Instead of having to read nearly incomprehensible pamphlets on how the drug works, patients could be more engaged with a visual AR demonstration.
According to some forecasts, Virtual Reality (VR) will flourish if the pharmaceutical industry pursues and invests in the technology. In pharmacy, VR can have multiple potential applications. Some of these are in drug design and discovery, pharmacist education, and patient counseling.
7. Patient Involvement
With the widespread use of technology and innovation in healthcare, patients are gaining more power. They are no longer afraid to speak up when it comes to their body and their health. Healthcare consumers are now in the driver seat, and pharma companies must respond to these trends by considering patients’ needs, thoughts, and desires.

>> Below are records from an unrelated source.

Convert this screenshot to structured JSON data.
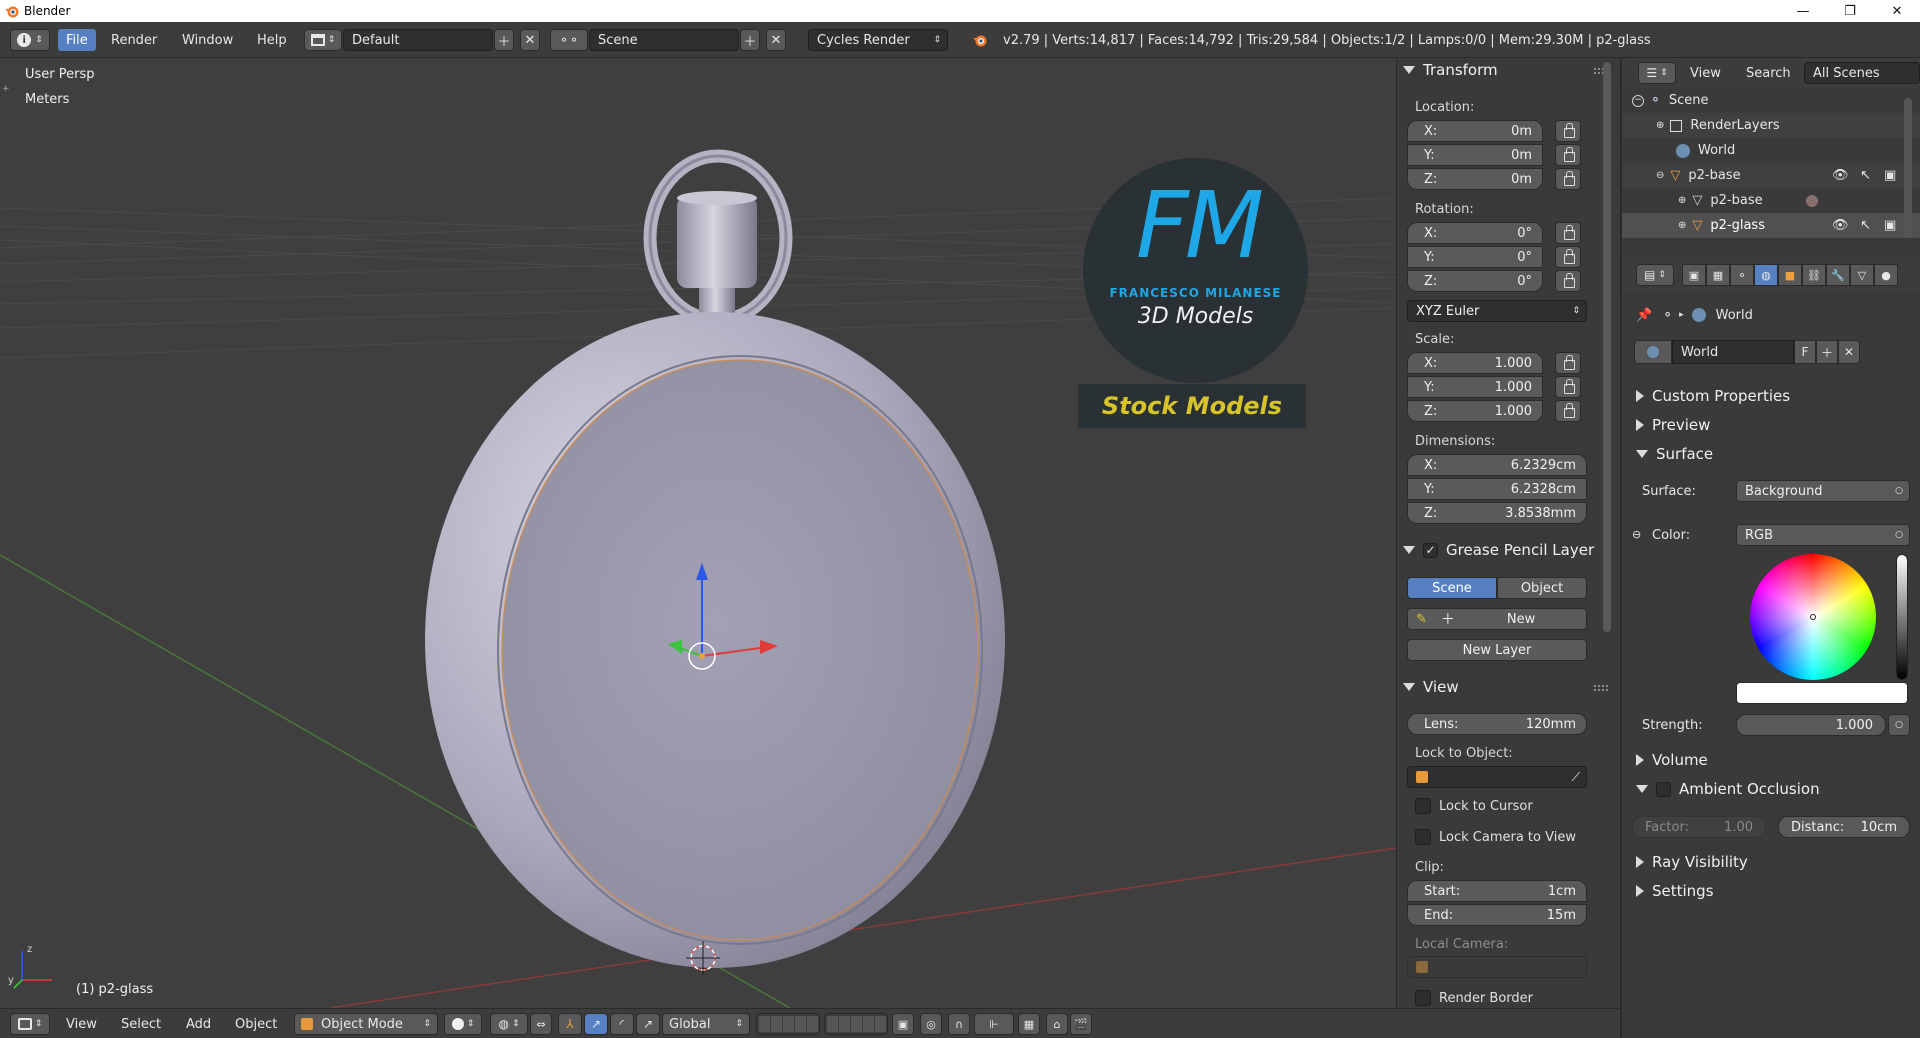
{
  "window": {
    "title": "Blender",
    "minimize": "—",
    "maximize": "❐",
    "close": "✕"
  },
  "infobar": {
    "menus": [
      "File",
      "Render",
      "Window",
      "Help"
    ],
    "layout_name": "Default",
    "scene_name": "Scene",
    "render_engine": "Cycles Render",
    "stats": "v2.79 | Verts:14,817 | Faces:14,792 | Tris:29,584 | Objects:1/2 | Lamps:0/0 | Mem:29.30M | p2-glass"
  },
  "viewport": {
    "view_name": "User Persp",
    "units": "Meters",
    "selected_object": "(1) p2-glass",
    "watermark": {
      "initials": "FM",
      "author": "FRANCESCO MILANESE",
      "tagline": "3D Models",
      "banner": "Stock Models"
    }
  },
  "viewport_header": {
    "menus": [
      "View",
      "Select",
      "Add",
      "Object"
    ],
    "mode": "Object Mode",
    "orientation": "Global"
  },
  "npanel": {
    "transform": {
      "title": "Transform",
      "location_label": "Location:",
      "location": [
        {
          "k": "X:",
          "v": "0m"
        },
        {
          "k": "Y:",
          "v": "0m"
        },
        {
          "k": "Z:",
          "v": "0m"
        }
      ],
      "rotation_label": "Rotation:",
      "rotation": [
        {
          "k": "X:",
          "v": "0°"
        },
        {
          "k": "Y:",
          "v": "0°"
        },
        {
          "k": "Z:",
          "v": "0°"
        }
      ],
      "rotation_mode": "XYZ Euler",
      "scale_label": "Scale:",
      "scale": [
        {
          "k": "X:",
          "v": "1.000"
        },
        {
          "k": "Y:",
          "v": "1.000"
        },
        {
          "k": "Z:",
          "v": "1.000"
        }
      ],
      "dimensions_label": "Dimensions:",
      "dimensions": [
        {
          "k": "X:",
          "v": "6.2329cm"
        },
        {
          "k": "Y:",
          "v": "6.2328cm"
        },
        {
          "k": "Z:",
          "v": "3.8538mm"
        }
      ]
    },
    "grease_pencil": {
      "title": "Grease Pencil Layer",
      "tab_scene": "Scene",
      "tab_object": "Object",
      "new_label": "New",
      "new_layer_label": "New Layer"
    },
    "view": {
      "title": "View",
      "lens_key": "Lens:",
      "lens_value": "120mm",
      "lock_to_object_label": "Lock to Object:",
      "lock_to_cursor": "Lock to Cursor",
      "lock_camera_to_view": "Lock Camera to View",
      "clip_label": "Clip:",
      "clip_start_key": "Start:",
      "clip_start_value": "1cm",
      "clip_end_key": "End:",
      "clip_end_value": "15m",
      "local_camera_label": "Local Camera:",
      "render_border": "Render Border"
    }
  },
  "outliner": {
    "header": {
      "view": "View",
      "search": "Search",
      "filter": "All Scenes"
    },
    "rows": [
      {
        "label": "Scene",
        "indent": 0
      },
      {
        "label": "RenderLayers",
        "indent": 1
      },
      {
        "label": "World",
        "indent": 1
      },
      {
        "label": "p2-base",
        "indent": 1
      },
      {
        "label": "p2-base",
        "indent": 2
      },
      {
        "label": "p2-glass",
        "indent": 2
      }
    ]
  },
  "properties": {
    "breadcrumb": "World",
    "world_name": "World",
    "fake_user": "F",
    "sections": {
      "custom_properties": "Custom Properties",
      "preview": "Preview",
      "surface": "Surface",
      "volume": "Volume",
      "ambient_occlusion": "Ambient Occlusion",
      "ray_visibility": "Ray Visibility",
      "settings": "Settings"
    },
    "surface_label": "Surface:",
    "surface_value": "Background",
    "color_label": "Color:",
    "color_mode": "RGB",
    "strength_label": "Strength:",
    "strength_value": "1.000",
    "ao_factor_key": "Factor:",
    "ao_factor_value": "1.00",
    "ao_distance_key": "Distanc:",
    "ao_distance_value": "10cm"
  },
  "colors": {
    "accent": "#5680c2",
    "viewport_bg": "#3f3f3f",
    "panel_bg": "#3a3a3a",
    "watermark_blue": "#1ea7e6",
    "watermark_yellow": "#d8c428",
    "x_axis": "#e23b3b",
    "y_axis": "#3bc43b",
    "z_axis": "#2a58e8"
  }
}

It is indisputable that products will be more successful if patients are involved in their creation and distribution. It’s likely that over the coming years, many companies in the pharmaceutical industry will create patient advisory boards. Several healthcare conferences already involve patients by inviting them to help organize the events or asks them to participate by becoming a speaker.
The pharmaceutical industry is changing on multiple levels. To survive and thrive in this environment, companies in the industry need to explore and invest in the latest technological innovations.
To learn how P360 can provide your pharma company with the necessary advanced technology to ensure success far into the future, click below to chat with one of our experts.